*SUPPLIED MATERIAL*:
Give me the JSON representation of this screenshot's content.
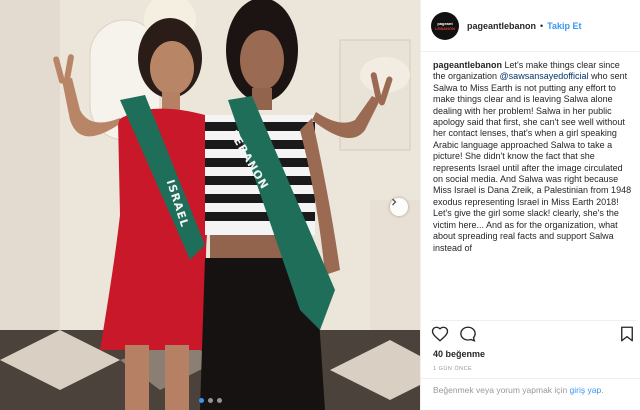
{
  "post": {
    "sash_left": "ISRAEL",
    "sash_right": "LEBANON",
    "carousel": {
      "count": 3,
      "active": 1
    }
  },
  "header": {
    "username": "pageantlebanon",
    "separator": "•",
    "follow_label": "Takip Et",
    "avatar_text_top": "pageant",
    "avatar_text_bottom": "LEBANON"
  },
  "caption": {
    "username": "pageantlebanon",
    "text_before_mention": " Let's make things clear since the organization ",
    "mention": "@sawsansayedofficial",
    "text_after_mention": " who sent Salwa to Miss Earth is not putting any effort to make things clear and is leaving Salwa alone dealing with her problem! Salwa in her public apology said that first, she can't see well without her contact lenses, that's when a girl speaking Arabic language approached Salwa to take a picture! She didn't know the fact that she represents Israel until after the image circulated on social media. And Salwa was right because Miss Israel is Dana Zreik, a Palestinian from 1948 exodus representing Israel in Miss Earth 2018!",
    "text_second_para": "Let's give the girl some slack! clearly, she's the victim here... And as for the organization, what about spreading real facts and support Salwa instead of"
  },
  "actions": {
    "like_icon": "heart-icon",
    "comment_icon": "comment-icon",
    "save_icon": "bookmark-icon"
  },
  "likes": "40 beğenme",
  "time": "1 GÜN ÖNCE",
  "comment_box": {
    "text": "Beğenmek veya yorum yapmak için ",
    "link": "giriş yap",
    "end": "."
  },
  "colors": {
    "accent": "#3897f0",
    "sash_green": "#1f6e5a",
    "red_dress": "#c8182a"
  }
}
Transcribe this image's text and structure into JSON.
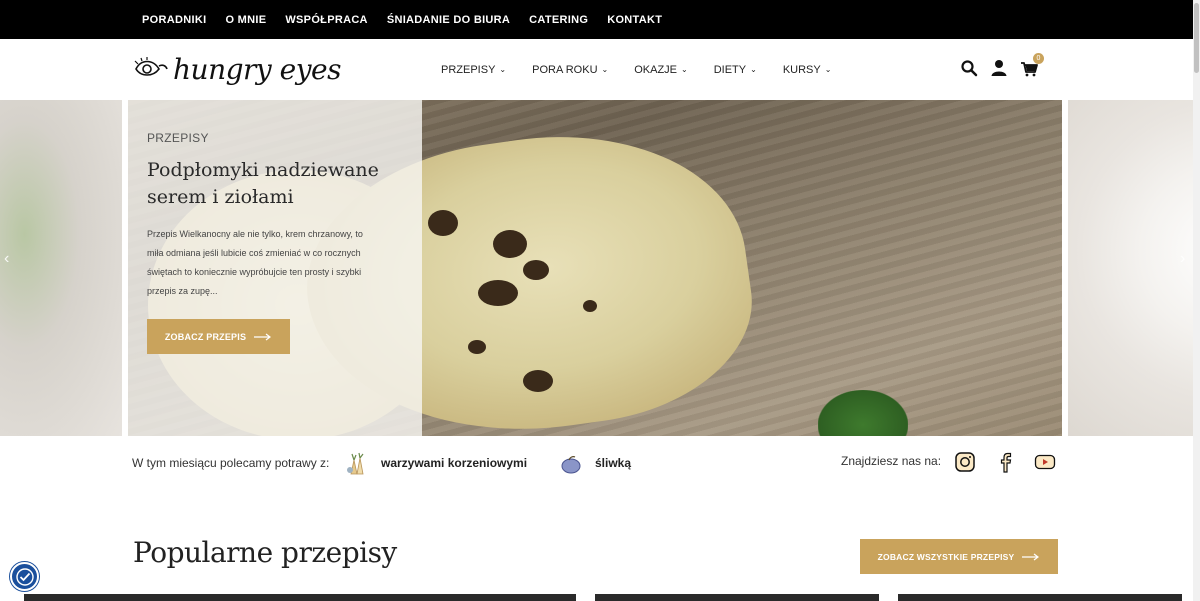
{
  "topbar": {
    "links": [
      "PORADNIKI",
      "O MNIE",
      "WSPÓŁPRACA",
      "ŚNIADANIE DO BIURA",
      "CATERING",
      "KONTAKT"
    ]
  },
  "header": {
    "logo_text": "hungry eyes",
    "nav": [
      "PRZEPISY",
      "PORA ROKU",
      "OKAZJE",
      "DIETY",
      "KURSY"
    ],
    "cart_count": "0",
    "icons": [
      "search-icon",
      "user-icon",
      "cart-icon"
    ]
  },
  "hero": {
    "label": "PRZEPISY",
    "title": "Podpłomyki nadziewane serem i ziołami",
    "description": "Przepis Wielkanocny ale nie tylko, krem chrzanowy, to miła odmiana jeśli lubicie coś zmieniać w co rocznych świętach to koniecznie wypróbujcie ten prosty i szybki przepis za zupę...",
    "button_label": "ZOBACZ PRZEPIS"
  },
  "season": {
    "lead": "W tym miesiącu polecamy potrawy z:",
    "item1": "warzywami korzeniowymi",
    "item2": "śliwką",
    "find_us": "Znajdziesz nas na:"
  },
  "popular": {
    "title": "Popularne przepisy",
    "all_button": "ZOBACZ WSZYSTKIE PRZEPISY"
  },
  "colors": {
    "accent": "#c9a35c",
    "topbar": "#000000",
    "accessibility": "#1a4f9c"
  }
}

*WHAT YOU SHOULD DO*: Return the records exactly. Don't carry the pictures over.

*TASK OUTPUT*:
Give me the JSON representation of this screenshot's content.
{
  "post": {
    "sash_left": "ISRAEL",
    "sash_right": "LEBANON",
    "carousel": {
      "count": 3,
      "active": 1
    }
  },
  "header": {
    "username": "pageantlebanon",
    "separator": "•",
    "follow_label": "Takip Et",
    "avatar_text_top": "pageant",
    "avatar_text_bottom": "LEBANON"
  },
  "caption": {
    "username": "pageantlebanon",
    "text_before_mention": " Let's make things clear since the organization ",
    "mention": "@sawsansayedofficial",
    "text_after_mention": " who sent Salwa to Miss Earth is not putting any effort to make things clear and is leaving Salwa alone dealing with her problem! Salwa in her public apology said that first, she can't see well without her contact lenses, that's when a girl speaking Arabic language approached Salwa to take a picture! She didn't know the fact that she represents Israel until after the image circulated on social media. And Salwa was right because Miss Israel is Dana Zreik, a Palestinian from 1948 exodus representing Israel in Miss Earth 2018!",
    "text_second_para": "Let's give the girl some slack! clearly, she's the victim here... And as for the organization, what about spreading real facts and support Salwa instead of"
  },
  "actions": {
    "like_icon": "heart-icon",
    "comment_icon": "comment-icon",
    "save_icon": "bookmark-icon"
  },
  "likes": "40 beğenme",
  "time": "1 GÜN ÖNCE",
  "comment_box": {
    "text": "Beğenmek veya yorum yapmak için ",
    "link": "giriş yap",
    "end": "."
  },
  "colors": {
    "accent": "#3897f0",
    "sash_green": "#1f6e5a",
    "red_dress": "#c8182a"
  }
}
Transcribe this image's text and structure into JSON.
{
  "topbar": {
    "links": [
      "PORADNIKI",
      "O MNIE",
      "WSPÓŁPRACA",
      "ŚNIADANIE DO BIURA",
      "CATERING",
      "KONTAKT"
    ]
  },
  "header": {
    "logo_text": "hungry eyes",
    "nav": [
      "PRZEPISY",
      "PORA ROKU",
      "OKAZJE",
      "DIETY",
      "KURSY"
    ],
    "cart_count": "0",
    "icons": [
      "search-icon",
      "user-icon",
      "cart-icon"
    ]
  },
  "hero": {
    "label": "PRZEPISY",
    "title": "Podpłomyki nadziewane serem i ziołami",
    "description": "Przepis Wielkanocny ale nie tylko, krem chrzanowy, to miła odmiana jeśli lubicie coś zmieniać w co rocznych świętach to koniecznie wypróbujcie ten prosty i szybki przepis za zupę...",
    "button_label": "ZOBACZ PRZEPIS"
  },
  "season": {
    "lead": "W tym miesiącu polecamy potrawy z:",
    "item1": "warzywami korzeniowymi",
    "item2": "śliwką",
    "find_us": "Znajdziesz nas na:"
  },
  "popular": {
    "title": "Popularne przepisy",
    "all_button": "ZOBACZ WSZYSTKIE PRZEPISY"
  },
  "colors": {
    "accent": "#c9a35c",
    "topbar": "#000000",
    "accessibility": "#1a4f9c"
  }
}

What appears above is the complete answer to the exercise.